But there's an even deeper problem with this argument. Even if the historical legacy of "primitive accumulation" didn't undermine the legitimacy of the origins of existing property, the idea that capitalism is nothing but an aggregation of genuinely "free" market transactions is ludicrous. Unequal relations of power are constitutive of market exchanges. The equality of citizens deliberative together in a democratic general assembly is never reproduced in the market place. If I, for example, gouge you for a bottle of water during a drought, and you relent because there's nothing else for you to do but cough up $200 for the water, that is a "free" market exchange. You consent to buy the water and I consent to sell it. There are, to be sure, massive asymmetries of power between us, but the transaction satisfies the criterion of "consensual capitalist act between adults." But it is clearly illegitimate for me to profit from the misery and vulnerability of others. Less extreme cases bear the same problems. Workers, who by definition own and control no significant means of production, are forced to work for a capitalist to earn a living, even if they can choose which capitalist work for. But that mere fact gives capitalists a large degree of social power over workers. The labor contract struck between the individual, atomized worker and the employer, then, is hardly free or fair. But it fits the bill of "consensual capitalist acts between adults", because what other choice does the isolated, individual worker have except to consent to her exploitation so that she can earn a living? So much for the virtues of "free" market exchanges as a way of conferring legitimacy on the wealth of the 1%.
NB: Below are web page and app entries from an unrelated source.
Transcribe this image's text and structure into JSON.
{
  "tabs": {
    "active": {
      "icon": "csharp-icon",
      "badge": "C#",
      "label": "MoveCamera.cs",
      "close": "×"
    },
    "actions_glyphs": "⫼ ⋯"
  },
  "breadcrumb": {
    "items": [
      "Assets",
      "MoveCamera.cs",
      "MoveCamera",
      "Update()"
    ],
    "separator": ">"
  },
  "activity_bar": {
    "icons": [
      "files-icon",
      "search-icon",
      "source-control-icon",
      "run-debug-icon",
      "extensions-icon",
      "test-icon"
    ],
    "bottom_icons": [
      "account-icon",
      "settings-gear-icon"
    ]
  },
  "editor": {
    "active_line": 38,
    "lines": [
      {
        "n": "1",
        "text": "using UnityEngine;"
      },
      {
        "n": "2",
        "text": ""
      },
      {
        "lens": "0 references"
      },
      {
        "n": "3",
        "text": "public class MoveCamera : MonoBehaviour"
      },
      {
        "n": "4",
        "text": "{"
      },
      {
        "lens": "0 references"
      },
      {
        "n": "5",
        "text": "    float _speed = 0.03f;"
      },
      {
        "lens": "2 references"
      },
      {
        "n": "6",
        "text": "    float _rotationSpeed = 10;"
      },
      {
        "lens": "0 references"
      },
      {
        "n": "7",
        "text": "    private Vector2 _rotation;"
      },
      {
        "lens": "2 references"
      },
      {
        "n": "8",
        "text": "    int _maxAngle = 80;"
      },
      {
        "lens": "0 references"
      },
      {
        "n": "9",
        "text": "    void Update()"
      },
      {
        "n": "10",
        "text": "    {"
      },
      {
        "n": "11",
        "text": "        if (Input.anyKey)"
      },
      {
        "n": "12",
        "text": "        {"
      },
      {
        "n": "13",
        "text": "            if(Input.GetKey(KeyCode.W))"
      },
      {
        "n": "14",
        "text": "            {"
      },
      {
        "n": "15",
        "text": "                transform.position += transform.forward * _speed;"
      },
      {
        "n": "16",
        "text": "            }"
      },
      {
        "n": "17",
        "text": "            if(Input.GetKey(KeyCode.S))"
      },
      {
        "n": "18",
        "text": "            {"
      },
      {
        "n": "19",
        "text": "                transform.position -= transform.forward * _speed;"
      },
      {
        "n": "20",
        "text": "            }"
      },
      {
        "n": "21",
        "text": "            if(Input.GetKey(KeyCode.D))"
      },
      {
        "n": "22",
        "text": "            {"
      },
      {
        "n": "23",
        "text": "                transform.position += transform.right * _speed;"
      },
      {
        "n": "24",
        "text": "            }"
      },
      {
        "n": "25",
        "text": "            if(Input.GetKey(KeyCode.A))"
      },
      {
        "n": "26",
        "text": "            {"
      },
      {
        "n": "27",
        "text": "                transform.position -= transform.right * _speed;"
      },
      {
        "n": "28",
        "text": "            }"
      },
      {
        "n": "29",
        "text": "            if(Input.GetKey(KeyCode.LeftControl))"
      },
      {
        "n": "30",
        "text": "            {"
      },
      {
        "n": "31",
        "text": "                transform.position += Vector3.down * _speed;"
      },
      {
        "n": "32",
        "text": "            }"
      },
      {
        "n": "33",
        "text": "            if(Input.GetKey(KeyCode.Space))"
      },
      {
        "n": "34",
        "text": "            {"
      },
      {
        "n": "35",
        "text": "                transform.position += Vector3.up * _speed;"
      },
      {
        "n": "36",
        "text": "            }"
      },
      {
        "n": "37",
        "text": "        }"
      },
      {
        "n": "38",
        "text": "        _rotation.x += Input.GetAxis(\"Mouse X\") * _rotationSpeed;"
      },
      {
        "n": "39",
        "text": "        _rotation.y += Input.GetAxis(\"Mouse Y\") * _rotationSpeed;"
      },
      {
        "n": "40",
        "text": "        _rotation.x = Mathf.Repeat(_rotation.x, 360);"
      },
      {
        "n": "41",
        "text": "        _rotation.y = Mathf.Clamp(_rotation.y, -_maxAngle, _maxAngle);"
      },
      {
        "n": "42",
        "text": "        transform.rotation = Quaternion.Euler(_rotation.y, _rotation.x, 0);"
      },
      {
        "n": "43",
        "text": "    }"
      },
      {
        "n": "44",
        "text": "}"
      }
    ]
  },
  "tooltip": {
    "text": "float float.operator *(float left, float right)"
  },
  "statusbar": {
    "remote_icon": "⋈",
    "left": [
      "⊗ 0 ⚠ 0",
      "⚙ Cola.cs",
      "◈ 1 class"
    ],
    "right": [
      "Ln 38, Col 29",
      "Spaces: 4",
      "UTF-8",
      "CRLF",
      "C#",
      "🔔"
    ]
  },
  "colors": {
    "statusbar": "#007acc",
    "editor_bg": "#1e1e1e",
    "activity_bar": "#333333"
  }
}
The fourth story is that the wealth of the rich is legitimate because it is necessary to produce the greatest overall amount of beneficial economic consequences for all. That is, massive wealth for the 1% is a necessary precondition for economic growth and prosperity. Without it, they would have no incentive to do all of the allegedly marvelous things that they do which, we're told, tend to produce jobs and prosperity for all.

For my money, this is by far the weakest argument of them all. As we've seen, capitalists don't need to do any work at all. They need not do anything productive to earn their profits. So, this argument doesn't even get off the ground, because it assumes that we actually need capitalists to have prosperity and a functioning system of social production. But the fact is that we don't. We do all the work: the boss needs us, but we don't need the boss.

The most obvious objection to this argument, however, arises out of the fact that we're in the midst of a protracted global economic crisis right now. And, perversely, profits have soared to record levels amidst sky-high unemployment and economic misery for the 99%. What's more, the misery of the 99% is directly tied to the record profits which have been largely reaped through bailouts and austerity. But this argument suggests that the cause of our misery is necessary to produce something the 99% does not presently enjoy, namely prosperity and economic security.

A more specific version of the above argument is that the wealth of capitalists is necessary to incentivize innovation. But this argument rests on nothing. It's not as if we have experimental data that prove that all non-capitalist means of generating innovations are flawed. Open-source software is an obvious counter-example, and there are too many others to name. Moreover, as I've already explained, capitalists don't actually do the innovating. That's what they pay R&D departments for (if, in fact, they pay them... often corporate R&D is public subsidized through universities). So the innovation incentive argument simply doesn't show us that the wealth of the 1% is legitimate.

Things aren't looking so good for the idea that the wealth of the 1% is legitimate. It is being undermined daily. After all, the mere fact that the State has to resort to acts of violence to repress resistance and protest from below shows that it's ideological hegemony is fractured and incomplete.

1 comment:

Anonymous said...

This blog is killer!